This is the first gingerbread house I have ever made so it's pretty rough around the edges but it was fun to make. I carried it into work this morning and left it in the kitchen and it was demolished by lunchtime.
As much as I love cake decorating I'm not that great at sugarcraft. I can work wonders with a piping bag or a palette knife but making little figures and such is not my forte. I attempted one tiny spider out of black fondant for this and it looked a little like one that had been whacked with a magazine so the poor fellow got eaten instead. At that point I threw out all ambitions involving little sugarpaste ghosts and skeletons and drizzled royal icing all over it instead.
Oddly, the template I used for the house did not come with a roof so I improvised by melting dark chocolate, spreading it out over greaseproof paper, chilling in the fridge and cutting in to roof slats. This would have worked better had I created a support beam for the slats with extra gingerbread as the chocolate soften not long after leaving the fridge. It's all better in hindsight right? Rather than make ANOTHER gingerbread house that would possibly look better but also take up my entire Monday night, I present to you my (rather structurally sound but messy) gingerbread haunted house.
400g golden syrup
500g unsalted butter
1.2kg plain flour
20g bicarbonate of soda
40g ground ginger
For the caramel 'glue':
250g caster sugar
Royal Icing, to decorate
- Preheat the oven to 170C/325F and line two large baking trays with baking paper.
- In a pan melt the sugar, golden syrup and butter. Sift the flour, bicarbonate of soda and ground ginger into a large bowl and add the melted butter mix. Stir until combined then, using your hands, flatten the dough down onto the baking tray to approximately 5mm deep and transfer to the baking trays (you will have to divide the dough into pieces). Bake for 15-20 minutes, or until brown at the edges.
- While the gingerbread is still warm cut round the templates (I used this one from Martha Stewart) and leave to cool.
- To make the glue for the frame, in a pan gently heat the caster sugar with 50ml water to make a syrup. When thick and sticky, turn the heat down to minimum and start to construct the frame using the syrup to glue together the gingerbread strips.
If you don't want to build a house this is an excellent recipe for regular gingerbread biscuits.

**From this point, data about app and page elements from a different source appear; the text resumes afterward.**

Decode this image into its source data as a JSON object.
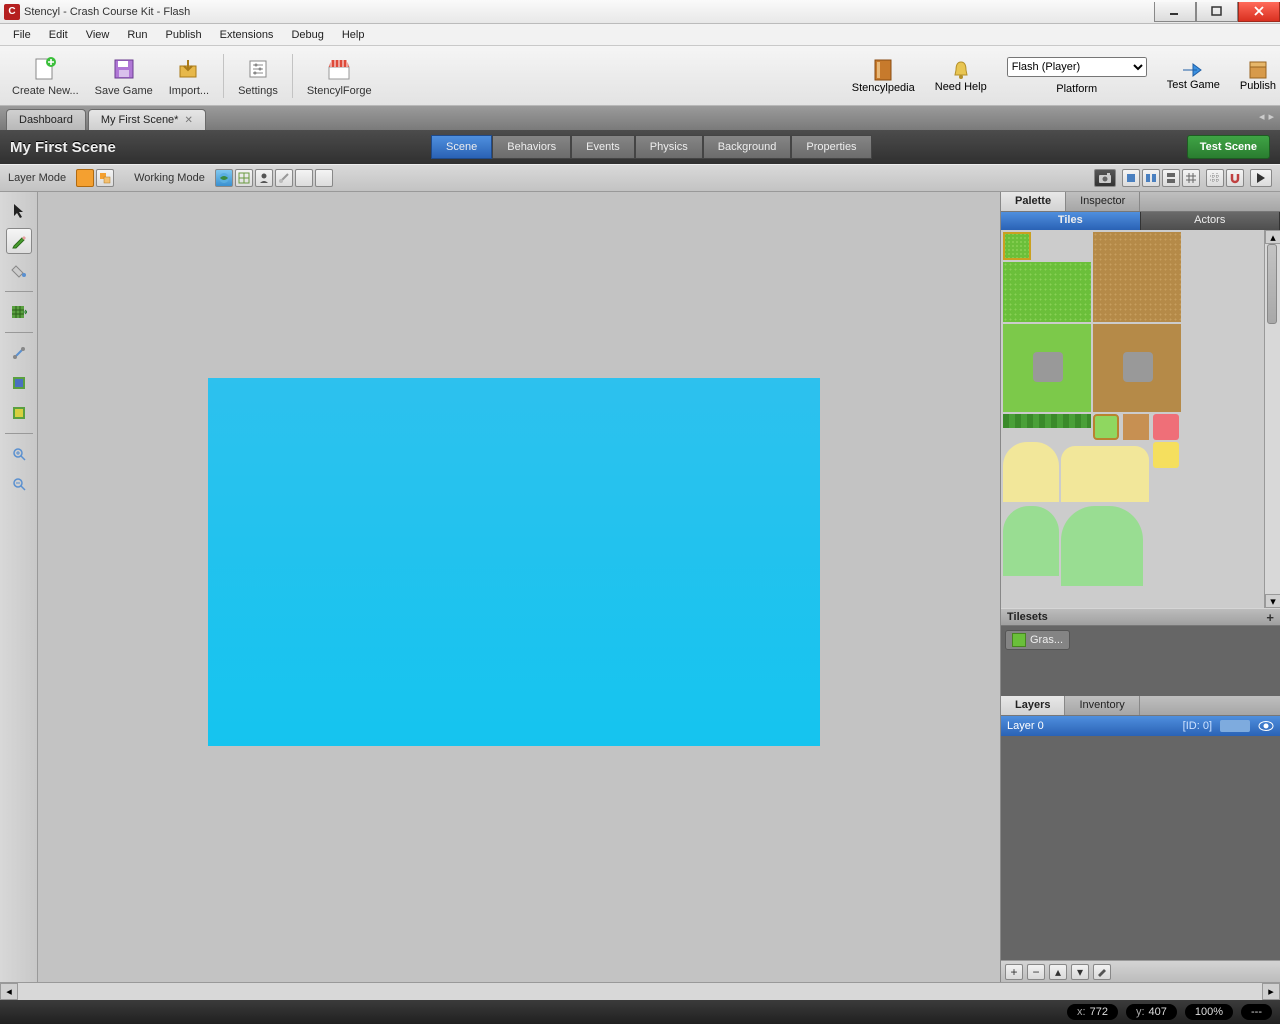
{
  "title": "Stencyl - Crash Course Kit - Flash",
  "menu": [
    "File",
    "Edit",
    "View",
    "Run",
    "Publish",
    "Extensions",
    "Debug",
    "Help"
  ],
  "toolbar": {
    "create": "Create New...",
    "save": "Save Game",
    "import": "Import...",
    "settings": "Settings",
    "forge": "StencylForge",
    "pedia": "Stencylpedia",
    "help": "Need Help",
    "platform_label": "Platform",
    "platform_value": "Flash (Player)",
    "test": "Test Game",
    "publish": "Publish"
  },
  "tabs": {
    "dashboard": "Dashboard",
    "scene": "My First Scene*"
  },
  "scene": {
    "title": "My First Scene",
    "tabs": [
      "Scene",
      "Behaviors",
      "Events",
      "Physics",
      "Background",
      "Properties"
    ],
    "test_btn": "Test Scene"
  },
  "mode": {
    "layer": "Layer Mode",
    "working": "Working Mode"
  },
  "right": {
    "palette": "Palette",
    "inspector": "Inspector",
    "tiles": "Tiles",
    "actors": "Actors",
    "tilesets": "Tilesets",
    "tileset_item": "Gras...",
    "layers": "Layers",
    "inventory": "Inventory",
    "layer0": "Layer 0",
    "layer0_id": "[ID: 0]"
  },
  "status": {
    "x_label": "x:",
    "x": "772",
    "y_label": "y:",
    "y": "407",
    "zoom": "100%",
    "extra": "---"
  }
}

It reminds me the gingerbread men my Mum would buy me from the bakery.